In an unpresented time, such as the COVID-19 pandemic, it is important now more than ever to ensure that our youth are healthy. In the United States, approximately one in six youths aged two – 19 are obese. (Source: CDC) Some risk factors for a child gaining extra weight include increased screen time, increased stress/anxiety, decreased physical activity and poor dietary intake. Children and teenagers who are overweight are more likely to become overweight adults, but what does this mean? This means that it is never too late; now is the time to help children and adolescents learn healthier habits that they can carry into adulthood.
What can you do to promote health in our youth?
- Physical activity: It is recommended that children and adolescents aged six through 17 participate in 60 minutes or more of moderate-to-vigorous physical activity daily. Some ways to add in activity are taking a walk as a family, playing an outdoor sport, making an indoor obstacle course, or encouraging any physical activities that they enjoy. Set guidelines to encourage your child to be active to “earn” screen time.
- Follow MyPlate: It is important to provide them with a healthy, balanced diet. Start small and aim to add at least two fruits and vegetables into their daily meals and snacks.
- Structured Mealtimes: Mealtime is a great way to help them form good eating habits at a young age. Having a time frame for major meals and keeping snack time simple and away from TV or other electronics helps them focus on eating and learning to understand their hunger cues.
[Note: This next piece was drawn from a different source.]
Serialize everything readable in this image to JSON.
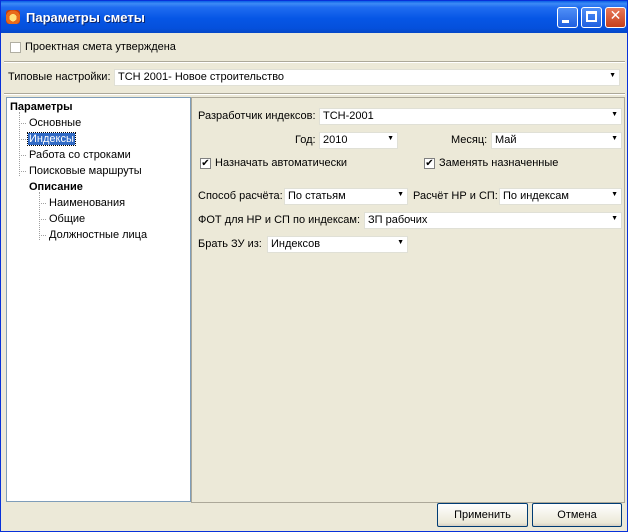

- Smart Snacking: Keep snacks simple and healthy and try to pair a carbohydrate with a protein. Snacks such as apples/bananas with peanut butter, grapes and nuts, or crackers with cheese are good to try. Homemade smoothies are also a fun snack; try making one with a fruit (berries, bananas, mango, pineapple), a vegetable (spinach, kale, cucumber, avocado), and dairy (yogurt, milk).